■ **Problem requirements**
Find the word "시즌오프" in the records below. List each line containing it.
Segment Start: Data in this exercise
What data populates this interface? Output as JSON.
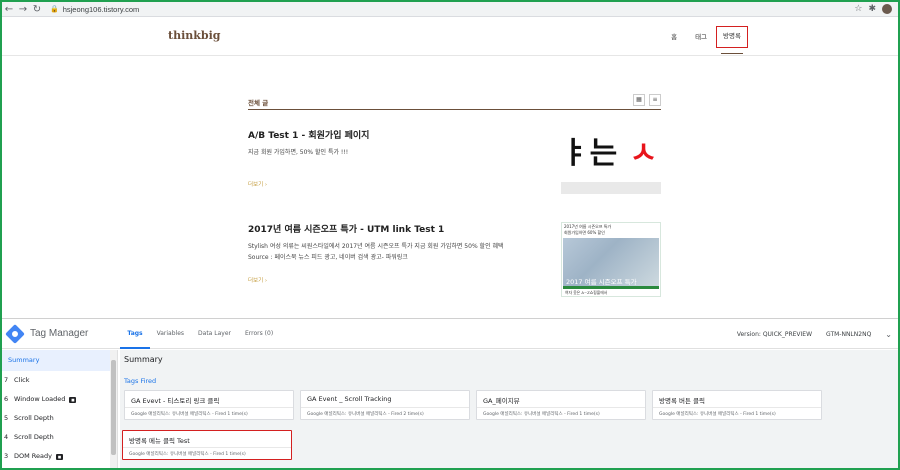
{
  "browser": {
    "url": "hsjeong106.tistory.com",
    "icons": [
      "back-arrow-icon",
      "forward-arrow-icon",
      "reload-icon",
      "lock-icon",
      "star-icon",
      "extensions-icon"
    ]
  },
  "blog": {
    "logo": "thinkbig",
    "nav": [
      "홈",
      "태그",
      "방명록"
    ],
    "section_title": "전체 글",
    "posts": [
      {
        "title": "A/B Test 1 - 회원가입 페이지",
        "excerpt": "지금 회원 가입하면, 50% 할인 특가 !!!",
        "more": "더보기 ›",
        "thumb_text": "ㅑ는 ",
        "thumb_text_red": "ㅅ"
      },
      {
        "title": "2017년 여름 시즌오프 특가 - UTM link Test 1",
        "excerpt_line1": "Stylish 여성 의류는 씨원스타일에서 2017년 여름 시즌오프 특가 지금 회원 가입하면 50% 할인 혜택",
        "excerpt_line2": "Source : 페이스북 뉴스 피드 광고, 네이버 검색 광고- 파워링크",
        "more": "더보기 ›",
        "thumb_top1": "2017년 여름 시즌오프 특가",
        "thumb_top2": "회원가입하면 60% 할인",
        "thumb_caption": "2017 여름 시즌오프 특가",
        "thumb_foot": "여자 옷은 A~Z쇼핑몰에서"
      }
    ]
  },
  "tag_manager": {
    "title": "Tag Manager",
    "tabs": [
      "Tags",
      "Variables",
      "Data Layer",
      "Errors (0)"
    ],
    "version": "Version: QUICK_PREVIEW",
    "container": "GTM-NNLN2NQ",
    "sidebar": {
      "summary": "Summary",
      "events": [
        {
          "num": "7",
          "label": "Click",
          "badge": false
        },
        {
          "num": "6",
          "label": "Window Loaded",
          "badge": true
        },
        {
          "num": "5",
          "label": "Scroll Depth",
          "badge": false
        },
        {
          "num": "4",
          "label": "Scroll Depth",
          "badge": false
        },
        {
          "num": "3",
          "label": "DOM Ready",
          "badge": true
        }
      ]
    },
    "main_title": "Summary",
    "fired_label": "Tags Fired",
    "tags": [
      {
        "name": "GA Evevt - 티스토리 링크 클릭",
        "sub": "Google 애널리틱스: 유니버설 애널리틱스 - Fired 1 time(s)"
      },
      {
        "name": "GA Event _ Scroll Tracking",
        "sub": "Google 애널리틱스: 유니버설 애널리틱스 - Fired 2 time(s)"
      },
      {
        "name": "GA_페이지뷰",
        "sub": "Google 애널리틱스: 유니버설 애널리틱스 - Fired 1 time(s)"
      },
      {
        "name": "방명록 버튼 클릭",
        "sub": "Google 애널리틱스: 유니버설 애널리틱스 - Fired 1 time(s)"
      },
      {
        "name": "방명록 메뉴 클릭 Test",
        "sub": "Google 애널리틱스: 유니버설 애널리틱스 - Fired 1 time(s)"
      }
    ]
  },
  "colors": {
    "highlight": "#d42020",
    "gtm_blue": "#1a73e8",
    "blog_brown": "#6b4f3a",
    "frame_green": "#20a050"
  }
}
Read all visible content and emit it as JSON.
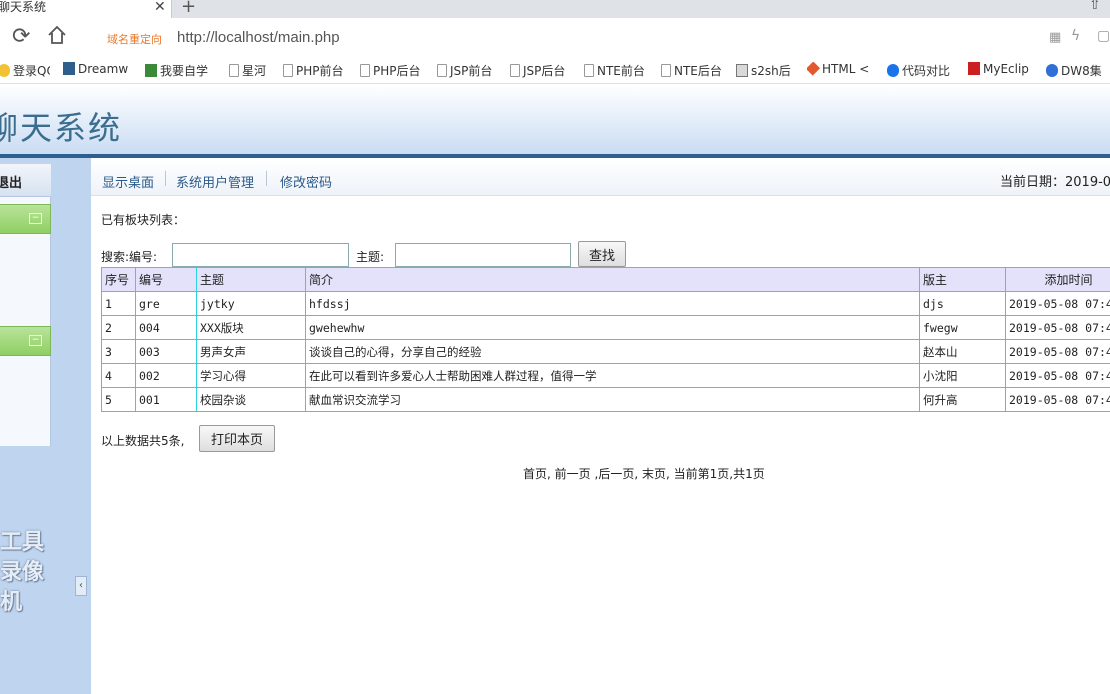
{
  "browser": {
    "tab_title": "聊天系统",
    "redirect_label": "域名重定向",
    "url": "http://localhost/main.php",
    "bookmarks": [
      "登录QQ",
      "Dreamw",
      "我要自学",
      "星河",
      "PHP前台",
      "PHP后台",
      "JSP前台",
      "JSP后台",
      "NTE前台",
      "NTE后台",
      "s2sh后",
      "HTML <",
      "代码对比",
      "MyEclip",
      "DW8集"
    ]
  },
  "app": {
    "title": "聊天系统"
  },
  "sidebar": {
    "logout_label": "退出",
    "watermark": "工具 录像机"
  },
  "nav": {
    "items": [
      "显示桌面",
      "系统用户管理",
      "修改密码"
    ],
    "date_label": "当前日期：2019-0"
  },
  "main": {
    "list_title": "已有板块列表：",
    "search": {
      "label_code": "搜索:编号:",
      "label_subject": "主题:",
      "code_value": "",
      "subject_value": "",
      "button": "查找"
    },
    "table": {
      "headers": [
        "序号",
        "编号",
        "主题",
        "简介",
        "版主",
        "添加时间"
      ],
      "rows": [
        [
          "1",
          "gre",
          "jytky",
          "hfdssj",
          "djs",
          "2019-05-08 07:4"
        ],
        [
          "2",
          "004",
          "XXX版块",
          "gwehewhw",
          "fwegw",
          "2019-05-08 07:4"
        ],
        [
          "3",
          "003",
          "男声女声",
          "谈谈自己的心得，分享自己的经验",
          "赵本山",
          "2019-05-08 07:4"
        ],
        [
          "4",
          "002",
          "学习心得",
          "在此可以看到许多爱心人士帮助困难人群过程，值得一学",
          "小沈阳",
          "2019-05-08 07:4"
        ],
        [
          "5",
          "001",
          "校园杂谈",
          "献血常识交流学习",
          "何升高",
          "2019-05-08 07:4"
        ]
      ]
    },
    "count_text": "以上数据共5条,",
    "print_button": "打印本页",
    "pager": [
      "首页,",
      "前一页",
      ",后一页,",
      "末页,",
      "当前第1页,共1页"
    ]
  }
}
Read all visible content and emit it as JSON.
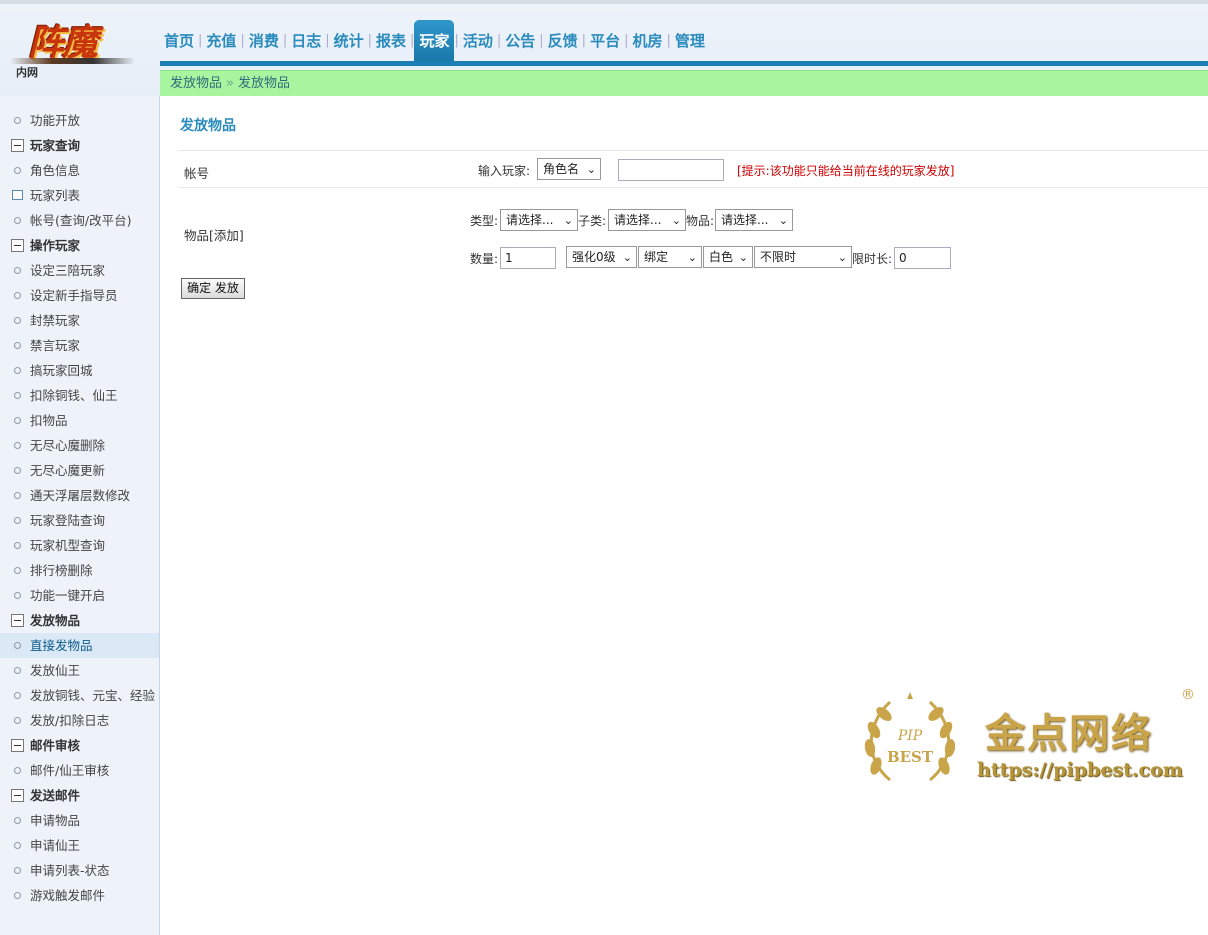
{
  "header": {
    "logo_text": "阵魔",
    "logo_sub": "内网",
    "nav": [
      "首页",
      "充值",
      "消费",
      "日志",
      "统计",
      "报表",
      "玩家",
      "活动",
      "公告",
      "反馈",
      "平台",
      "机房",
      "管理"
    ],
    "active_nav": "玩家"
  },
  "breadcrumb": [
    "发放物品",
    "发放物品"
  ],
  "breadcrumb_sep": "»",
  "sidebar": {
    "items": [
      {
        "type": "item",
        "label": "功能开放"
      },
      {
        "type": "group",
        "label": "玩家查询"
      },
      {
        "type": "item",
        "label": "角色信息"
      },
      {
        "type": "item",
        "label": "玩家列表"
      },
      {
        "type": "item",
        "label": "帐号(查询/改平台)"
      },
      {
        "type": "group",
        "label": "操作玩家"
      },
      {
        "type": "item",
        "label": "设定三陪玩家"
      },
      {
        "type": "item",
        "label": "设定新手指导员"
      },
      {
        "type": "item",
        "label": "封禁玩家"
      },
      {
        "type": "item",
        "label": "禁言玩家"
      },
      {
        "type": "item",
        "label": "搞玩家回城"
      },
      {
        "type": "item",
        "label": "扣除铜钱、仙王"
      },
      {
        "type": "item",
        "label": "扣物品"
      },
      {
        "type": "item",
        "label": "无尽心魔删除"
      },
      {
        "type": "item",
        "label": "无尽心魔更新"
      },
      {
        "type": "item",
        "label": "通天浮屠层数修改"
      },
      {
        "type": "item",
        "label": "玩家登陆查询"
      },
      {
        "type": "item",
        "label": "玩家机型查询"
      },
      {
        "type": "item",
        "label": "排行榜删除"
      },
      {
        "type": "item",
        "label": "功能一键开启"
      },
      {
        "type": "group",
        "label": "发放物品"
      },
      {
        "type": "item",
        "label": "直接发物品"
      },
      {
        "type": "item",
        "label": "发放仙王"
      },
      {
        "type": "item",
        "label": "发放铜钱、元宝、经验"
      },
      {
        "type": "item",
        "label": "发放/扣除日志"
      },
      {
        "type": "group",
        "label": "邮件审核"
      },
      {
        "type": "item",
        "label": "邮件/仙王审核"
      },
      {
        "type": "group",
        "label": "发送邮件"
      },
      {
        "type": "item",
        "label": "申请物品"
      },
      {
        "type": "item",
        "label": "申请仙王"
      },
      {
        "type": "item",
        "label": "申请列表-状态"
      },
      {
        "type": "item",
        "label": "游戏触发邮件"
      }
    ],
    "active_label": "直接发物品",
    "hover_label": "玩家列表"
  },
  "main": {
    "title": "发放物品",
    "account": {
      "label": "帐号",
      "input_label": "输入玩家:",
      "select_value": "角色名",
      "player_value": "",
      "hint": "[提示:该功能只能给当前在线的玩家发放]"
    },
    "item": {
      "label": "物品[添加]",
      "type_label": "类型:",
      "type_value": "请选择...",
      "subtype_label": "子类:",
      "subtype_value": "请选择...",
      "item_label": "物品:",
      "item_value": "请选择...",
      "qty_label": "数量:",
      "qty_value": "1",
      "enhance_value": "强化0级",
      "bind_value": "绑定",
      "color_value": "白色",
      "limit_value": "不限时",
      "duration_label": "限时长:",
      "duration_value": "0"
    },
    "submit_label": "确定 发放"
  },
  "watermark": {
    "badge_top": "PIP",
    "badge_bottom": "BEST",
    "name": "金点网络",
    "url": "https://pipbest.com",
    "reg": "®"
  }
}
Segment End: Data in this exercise
■ **Output of the exercise**
        "title": "2017년 여름 시즌오프 특가 - UTM link Test 1",
        "excerpt_line1": "Stylish 여성 의류는 씨원스타일에서 2017년 여름 시즌오프 특가 지금 회원 가입하면 50% 할인 혜택",
        "thumb_top1": "2017년 여름 시즌오프 특가",
        "thumb_caption": "2017 여름 시즌오프 특가",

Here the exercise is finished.